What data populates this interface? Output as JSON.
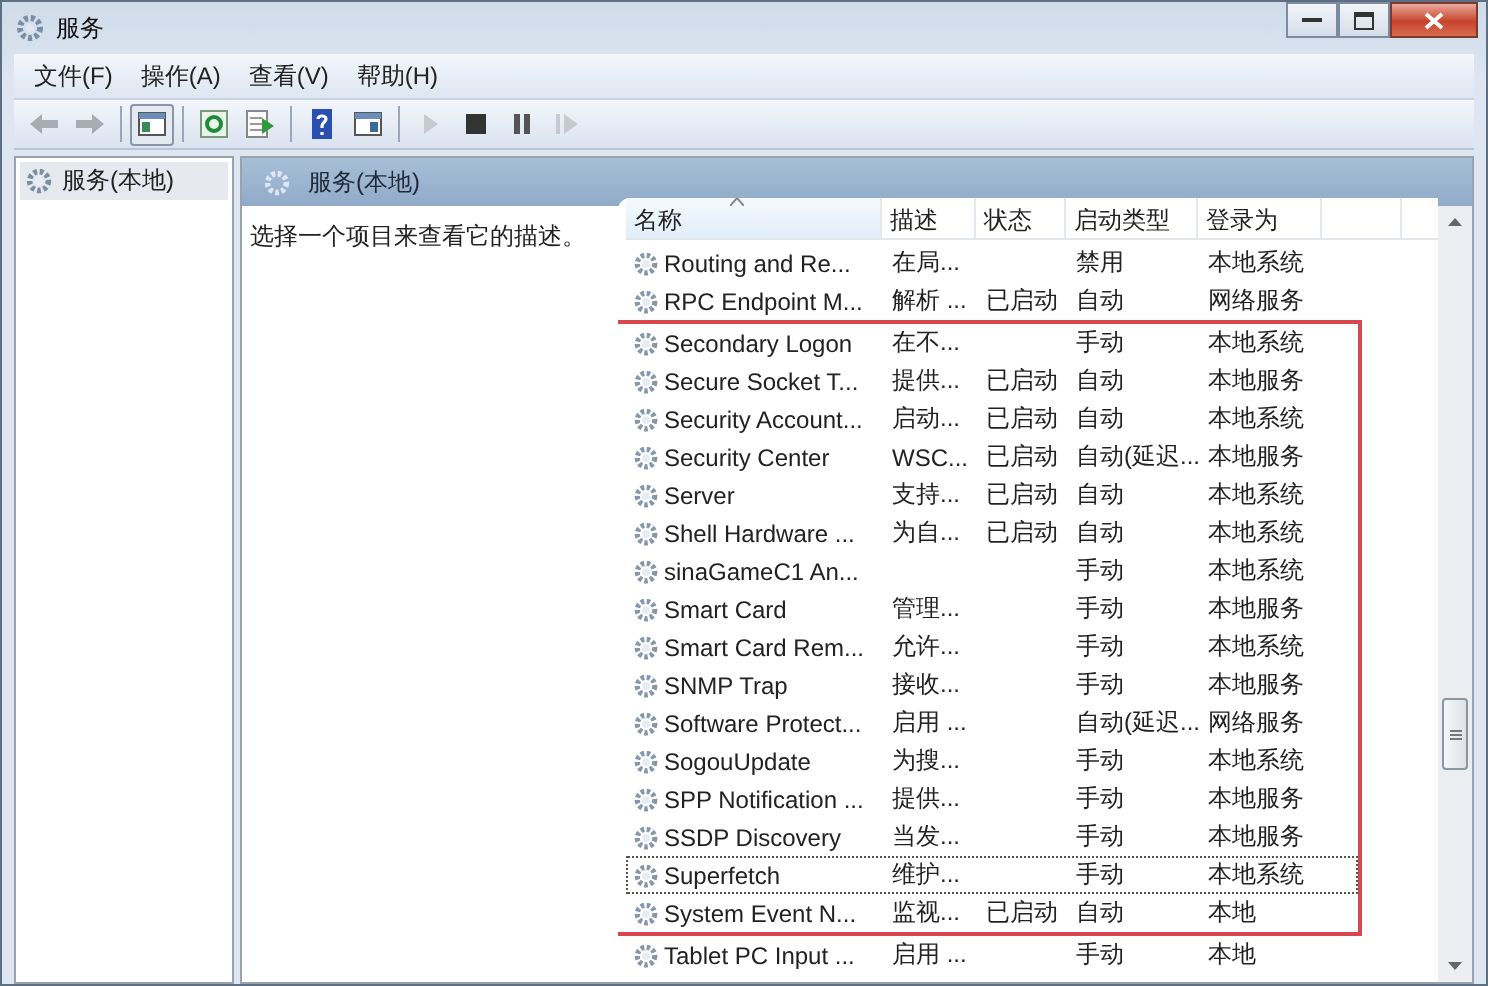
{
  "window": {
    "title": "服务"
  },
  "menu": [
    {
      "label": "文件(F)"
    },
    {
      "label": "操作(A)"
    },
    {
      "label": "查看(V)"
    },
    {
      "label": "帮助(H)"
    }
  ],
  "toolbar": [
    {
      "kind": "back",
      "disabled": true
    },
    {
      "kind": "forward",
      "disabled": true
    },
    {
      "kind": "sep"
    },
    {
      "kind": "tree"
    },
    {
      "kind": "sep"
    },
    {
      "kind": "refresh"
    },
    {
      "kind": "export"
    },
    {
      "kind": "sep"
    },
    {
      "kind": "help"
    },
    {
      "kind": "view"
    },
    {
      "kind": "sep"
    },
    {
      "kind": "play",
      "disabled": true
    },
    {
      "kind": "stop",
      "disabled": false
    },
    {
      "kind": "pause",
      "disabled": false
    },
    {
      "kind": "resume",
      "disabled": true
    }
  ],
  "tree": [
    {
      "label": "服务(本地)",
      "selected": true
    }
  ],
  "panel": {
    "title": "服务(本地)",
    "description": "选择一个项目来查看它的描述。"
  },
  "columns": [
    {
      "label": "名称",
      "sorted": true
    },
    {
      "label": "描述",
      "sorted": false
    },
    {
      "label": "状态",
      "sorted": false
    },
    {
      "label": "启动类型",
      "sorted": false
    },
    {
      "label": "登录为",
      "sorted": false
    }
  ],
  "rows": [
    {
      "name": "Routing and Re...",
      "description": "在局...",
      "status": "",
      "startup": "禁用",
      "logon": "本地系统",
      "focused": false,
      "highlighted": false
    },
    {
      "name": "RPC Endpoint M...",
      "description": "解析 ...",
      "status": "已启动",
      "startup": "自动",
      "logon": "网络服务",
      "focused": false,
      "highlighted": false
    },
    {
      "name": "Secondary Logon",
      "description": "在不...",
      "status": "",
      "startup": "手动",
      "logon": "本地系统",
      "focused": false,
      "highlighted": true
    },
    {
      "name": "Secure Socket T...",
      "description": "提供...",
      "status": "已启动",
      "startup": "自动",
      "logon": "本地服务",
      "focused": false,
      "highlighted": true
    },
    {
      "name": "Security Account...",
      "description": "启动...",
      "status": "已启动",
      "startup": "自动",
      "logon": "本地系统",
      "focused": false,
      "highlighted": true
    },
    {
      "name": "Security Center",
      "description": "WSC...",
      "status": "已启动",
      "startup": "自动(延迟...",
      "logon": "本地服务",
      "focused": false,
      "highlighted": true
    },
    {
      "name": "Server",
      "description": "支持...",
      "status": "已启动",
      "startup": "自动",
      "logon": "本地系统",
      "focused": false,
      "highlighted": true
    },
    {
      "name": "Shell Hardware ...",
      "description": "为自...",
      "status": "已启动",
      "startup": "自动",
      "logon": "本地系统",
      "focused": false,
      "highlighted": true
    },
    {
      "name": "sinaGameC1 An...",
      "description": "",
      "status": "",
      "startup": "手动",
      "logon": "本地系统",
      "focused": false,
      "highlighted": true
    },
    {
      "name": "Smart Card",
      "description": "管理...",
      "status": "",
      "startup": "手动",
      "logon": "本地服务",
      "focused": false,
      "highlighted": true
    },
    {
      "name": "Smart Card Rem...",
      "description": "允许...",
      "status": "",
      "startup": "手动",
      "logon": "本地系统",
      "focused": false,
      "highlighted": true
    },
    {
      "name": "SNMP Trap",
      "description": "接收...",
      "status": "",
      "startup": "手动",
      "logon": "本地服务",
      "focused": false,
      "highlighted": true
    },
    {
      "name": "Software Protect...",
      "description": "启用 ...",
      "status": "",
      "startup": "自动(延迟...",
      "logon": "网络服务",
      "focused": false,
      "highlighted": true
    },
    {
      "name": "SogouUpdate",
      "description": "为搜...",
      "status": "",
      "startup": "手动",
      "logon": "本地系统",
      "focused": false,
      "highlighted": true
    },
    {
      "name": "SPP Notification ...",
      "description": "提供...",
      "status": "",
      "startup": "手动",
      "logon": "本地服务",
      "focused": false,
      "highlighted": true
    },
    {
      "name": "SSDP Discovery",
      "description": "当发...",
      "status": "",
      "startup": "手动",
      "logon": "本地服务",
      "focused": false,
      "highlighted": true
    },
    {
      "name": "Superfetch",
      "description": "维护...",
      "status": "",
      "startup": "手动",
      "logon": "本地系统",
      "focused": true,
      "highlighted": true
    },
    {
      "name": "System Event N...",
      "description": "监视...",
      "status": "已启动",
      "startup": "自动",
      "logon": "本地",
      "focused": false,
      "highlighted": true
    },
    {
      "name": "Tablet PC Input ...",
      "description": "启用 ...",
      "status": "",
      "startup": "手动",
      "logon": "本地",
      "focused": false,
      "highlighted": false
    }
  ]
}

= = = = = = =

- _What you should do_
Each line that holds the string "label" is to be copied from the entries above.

- _Response area_
      "label": "文件(F)"
      "label": "操作(A)"
      "label": "查看(V)"
      "label": "帮助(H)"
      "label": "服务(本地)",
      "label": "名称",
      "label": "描述",
      "label": "状态",
      "label": "启动类型",
      "label": "登录为",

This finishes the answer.